Source data:
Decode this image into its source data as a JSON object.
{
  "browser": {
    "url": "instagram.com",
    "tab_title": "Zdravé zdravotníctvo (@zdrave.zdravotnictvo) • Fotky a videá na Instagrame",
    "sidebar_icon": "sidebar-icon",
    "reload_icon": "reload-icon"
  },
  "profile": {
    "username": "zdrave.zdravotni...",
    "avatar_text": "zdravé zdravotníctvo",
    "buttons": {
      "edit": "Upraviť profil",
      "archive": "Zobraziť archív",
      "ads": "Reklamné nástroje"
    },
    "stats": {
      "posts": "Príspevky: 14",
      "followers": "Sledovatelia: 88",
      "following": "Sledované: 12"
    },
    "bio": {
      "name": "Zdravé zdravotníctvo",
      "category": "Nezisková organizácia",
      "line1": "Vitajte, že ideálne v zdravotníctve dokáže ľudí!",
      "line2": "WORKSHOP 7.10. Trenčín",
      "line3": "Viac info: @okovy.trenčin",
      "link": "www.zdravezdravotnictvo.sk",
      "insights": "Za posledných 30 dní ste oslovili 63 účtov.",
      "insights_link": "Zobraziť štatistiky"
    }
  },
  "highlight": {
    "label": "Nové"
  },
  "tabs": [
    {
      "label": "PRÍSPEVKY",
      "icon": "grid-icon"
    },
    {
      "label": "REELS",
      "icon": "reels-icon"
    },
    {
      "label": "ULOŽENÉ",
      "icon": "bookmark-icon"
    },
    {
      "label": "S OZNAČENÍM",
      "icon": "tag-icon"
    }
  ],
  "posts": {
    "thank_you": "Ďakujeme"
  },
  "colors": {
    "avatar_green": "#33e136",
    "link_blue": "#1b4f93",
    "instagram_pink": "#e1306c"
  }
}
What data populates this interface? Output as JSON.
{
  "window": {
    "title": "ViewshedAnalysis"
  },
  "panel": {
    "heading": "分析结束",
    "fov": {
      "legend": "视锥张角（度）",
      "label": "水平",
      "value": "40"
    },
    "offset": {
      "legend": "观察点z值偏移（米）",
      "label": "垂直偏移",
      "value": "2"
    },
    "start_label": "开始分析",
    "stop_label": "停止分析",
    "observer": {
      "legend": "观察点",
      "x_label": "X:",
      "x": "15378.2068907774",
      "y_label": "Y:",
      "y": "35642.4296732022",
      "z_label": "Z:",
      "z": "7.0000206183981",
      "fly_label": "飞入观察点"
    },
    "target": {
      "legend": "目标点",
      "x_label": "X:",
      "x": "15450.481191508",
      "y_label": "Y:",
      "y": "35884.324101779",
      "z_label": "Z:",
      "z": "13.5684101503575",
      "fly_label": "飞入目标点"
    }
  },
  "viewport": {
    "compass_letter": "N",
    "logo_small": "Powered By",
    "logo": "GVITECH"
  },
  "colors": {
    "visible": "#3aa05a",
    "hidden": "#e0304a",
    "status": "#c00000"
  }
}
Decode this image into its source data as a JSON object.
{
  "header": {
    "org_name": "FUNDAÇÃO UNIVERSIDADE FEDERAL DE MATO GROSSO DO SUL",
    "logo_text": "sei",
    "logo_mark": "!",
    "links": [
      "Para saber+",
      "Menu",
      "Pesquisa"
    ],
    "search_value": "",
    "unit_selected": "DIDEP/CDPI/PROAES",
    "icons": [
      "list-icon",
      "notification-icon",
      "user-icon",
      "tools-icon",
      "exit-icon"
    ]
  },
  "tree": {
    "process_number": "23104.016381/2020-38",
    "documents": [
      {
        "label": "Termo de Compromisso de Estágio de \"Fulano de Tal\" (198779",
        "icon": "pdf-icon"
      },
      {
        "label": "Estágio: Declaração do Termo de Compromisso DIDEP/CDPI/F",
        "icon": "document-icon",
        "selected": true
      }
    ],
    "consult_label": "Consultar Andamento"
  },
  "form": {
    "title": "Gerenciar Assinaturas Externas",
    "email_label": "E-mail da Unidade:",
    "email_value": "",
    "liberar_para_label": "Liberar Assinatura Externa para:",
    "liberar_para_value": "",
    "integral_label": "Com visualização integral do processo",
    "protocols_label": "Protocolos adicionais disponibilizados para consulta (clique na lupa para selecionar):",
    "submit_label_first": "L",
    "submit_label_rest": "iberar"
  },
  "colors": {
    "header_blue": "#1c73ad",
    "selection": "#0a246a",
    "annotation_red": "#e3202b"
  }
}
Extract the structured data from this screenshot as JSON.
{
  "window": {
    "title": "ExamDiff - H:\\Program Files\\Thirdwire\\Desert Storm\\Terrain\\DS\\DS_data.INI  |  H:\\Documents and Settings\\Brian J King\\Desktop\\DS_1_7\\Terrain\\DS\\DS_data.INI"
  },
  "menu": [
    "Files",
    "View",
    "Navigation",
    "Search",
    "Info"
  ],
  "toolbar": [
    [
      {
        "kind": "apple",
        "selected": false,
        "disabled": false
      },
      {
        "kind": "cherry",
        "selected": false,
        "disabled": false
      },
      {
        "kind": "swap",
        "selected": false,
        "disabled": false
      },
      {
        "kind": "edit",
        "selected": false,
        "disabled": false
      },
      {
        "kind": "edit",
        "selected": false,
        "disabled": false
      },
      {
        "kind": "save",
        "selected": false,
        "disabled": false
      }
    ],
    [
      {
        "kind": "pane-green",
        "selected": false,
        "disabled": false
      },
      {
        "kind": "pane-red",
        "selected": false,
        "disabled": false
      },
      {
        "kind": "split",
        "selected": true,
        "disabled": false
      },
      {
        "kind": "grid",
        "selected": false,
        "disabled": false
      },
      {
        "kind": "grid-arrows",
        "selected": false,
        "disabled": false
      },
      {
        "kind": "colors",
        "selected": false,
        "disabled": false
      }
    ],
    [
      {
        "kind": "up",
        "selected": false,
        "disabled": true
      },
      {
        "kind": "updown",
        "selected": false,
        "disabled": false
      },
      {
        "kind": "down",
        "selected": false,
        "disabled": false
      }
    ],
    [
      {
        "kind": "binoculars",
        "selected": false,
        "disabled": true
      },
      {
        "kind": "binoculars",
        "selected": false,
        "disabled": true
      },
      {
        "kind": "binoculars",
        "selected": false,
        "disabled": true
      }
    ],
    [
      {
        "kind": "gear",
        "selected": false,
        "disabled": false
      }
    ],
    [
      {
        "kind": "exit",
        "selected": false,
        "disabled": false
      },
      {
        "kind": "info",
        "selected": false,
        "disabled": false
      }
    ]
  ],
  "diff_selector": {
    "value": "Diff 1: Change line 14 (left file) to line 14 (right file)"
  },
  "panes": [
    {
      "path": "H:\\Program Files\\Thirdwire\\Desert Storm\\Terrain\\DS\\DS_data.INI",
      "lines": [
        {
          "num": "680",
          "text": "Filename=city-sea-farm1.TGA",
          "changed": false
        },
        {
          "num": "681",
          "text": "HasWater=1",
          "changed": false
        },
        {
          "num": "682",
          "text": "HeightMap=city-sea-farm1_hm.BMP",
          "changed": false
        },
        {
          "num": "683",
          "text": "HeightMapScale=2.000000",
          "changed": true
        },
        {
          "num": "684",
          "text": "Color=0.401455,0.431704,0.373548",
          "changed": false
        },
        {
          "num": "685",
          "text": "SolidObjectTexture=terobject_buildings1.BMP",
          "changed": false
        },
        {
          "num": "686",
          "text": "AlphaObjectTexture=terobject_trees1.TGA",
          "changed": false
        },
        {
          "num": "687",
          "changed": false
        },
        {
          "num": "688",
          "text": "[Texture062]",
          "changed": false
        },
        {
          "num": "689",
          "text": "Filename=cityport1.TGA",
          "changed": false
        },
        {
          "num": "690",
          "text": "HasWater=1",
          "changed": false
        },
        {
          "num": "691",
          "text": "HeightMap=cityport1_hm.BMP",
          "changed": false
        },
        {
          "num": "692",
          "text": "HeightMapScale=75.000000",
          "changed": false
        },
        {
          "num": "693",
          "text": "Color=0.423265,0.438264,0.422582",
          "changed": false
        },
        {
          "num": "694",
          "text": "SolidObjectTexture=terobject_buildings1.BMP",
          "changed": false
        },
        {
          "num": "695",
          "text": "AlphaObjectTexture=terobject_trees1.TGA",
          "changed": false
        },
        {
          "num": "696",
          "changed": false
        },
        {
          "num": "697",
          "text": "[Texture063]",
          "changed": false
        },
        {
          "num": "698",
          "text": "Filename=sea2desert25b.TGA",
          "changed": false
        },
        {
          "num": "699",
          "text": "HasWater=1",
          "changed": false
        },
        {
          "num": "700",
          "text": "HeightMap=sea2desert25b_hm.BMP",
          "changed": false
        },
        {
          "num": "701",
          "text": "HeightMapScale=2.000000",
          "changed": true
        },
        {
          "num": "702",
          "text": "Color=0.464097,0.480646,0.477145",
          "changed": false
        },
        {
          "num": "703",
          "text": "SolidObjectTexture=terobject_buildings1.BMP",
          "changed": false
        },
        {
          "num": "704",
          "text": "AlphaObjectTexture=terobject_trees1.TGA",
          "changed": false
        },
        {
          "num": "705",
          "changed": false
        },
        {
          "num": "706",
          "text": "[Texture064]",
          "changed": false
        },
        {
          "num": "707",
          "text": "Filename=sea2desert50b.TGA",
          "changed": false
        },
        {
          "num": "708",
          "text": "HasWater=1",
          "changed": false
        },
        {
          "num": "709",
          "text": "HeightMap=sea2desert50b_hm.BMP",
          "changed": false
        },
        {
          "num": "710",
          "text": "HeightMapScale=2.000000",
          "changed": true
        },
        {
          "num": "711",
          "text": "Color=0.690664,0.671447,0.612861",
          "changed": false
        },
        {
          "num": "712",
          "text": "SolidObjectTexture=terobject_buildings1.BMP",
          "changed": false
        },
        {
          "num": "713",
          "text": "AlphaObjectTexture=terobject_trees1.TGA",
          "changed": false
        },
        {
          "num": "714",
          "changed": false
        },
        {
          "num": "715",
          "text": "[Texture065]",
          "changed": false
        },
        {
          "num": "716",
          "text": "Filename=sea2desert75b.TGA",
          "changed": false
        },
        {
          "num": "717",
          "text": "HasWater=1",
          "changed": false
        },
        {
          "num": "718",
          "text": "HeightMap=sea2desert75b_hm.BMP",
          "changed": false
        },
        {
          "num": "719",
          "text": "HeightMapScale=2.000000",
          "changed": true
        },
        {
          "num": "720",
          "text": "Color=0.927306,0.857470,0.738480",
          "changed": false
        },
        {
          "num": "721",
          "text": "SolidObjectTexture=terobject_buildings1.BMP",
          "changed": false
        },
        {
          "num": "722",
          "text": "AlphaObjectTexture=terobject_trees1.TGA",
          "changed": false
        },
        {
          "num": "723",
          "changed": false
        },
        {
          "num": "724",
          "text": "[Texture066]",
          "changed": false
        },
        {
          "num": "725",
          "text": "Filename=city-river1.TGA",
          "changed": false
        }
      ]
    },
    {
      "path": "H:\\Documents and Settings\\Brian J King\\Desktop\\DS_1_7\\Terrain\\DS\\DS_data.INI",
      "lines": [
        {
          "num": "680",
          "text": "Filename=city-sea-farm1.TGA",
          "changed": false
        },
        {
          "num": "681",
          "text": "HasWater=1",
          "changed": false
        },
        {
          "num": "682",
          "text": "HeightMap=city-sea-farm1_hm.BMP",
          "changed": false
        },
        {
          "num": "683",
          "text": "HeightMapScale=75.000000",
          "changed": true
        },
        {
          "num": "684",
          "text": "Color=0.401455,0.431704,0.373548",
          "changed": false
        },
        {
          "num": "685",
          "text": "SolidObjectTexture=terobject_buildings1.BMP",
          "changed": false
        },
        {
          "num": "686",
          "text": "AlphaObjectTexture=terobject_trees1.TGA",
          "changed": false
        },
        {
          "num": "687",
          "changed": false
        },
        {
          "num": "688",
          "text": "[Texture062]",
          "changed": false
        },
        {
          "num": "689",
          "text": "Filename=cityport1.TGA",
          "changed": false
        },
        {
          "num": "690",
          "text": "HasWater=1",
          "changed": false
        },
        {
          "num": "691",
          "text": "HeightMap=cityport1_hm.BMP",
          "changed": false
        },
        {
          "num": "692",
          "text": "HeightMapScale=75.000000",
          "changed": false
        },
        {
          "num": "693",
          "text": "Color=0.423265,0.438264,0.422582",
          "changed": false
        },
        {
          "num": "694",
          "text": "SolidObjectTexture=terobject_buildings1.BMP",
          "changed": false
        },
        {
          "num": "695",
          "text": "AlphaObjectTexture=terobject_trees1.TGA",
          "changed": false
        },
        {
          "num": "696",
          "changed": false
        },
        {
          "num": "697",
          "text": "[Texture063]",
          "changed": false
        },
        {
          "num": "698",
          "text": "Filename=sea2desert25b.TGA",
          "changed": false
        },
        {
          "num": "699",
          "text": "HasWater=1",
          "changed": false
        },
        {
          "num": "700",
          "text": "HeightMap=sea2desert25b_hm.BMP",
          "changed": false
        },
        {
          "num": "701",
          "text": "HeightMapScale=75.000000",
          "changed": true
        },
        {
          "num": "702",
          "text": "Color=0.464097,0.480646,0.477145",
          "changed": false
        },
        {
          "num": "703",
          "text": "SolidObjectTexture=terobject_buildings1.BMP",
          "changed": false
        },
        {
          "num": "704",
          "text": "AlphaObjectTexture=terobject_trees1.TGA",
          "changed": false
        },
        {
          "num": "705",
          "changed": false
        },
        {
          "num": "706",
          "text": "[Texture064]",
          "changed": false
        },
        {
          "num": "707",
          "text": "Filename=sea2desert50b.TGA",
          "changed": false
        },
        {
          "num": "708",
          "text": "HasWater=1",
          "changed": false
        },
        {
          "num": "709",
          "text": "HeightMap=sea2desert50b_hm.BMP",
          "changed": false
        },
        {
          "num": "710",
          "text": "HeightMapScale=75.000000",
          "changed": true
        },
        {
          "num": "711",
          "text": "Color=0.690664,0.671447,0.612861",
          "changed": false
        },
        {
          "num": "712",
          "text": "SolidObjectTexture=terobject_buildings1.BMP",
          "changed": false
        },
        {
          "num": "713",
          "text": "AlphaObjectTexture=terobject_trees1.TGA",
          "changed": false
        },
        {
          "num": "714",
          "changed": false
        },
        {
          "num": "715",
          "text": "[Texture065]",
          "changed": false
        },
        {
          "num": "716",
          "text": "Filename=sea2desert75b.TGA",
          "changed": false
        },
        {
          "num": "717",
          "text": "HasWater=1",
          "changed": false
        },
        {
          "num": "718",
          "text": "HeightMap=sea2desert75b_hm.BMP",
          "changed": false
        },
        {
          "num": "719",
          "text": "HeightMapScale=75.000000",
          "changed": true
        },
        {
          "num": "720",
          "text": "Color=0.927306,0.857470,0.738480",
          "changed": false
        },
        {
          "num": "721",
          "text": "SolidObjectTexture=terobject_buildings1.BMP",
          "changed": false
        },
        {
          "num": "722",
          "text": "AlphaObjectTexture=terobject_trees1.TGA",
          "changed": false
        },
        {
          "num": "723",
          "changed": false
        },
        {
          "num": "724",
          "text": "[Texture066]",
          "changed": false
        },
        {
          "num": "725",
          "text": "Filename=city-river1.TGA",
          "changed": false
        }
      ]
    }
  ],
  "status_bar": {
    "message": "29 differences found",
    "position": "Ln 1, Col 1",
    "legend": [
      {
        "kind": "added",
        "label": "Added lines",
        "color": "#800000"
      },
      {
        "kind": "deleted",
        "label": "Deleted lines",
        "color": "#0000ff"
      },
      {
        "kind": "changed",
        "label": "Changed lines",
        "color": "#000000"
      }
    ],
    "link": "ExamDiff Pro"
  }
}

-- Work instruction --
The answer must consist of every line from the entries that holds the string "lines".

-- Exercise solution --
      "lines": [
      "lines": [
        "label": "Added lines",
        "label": "Deleted lines",
        "label": "Changed lines",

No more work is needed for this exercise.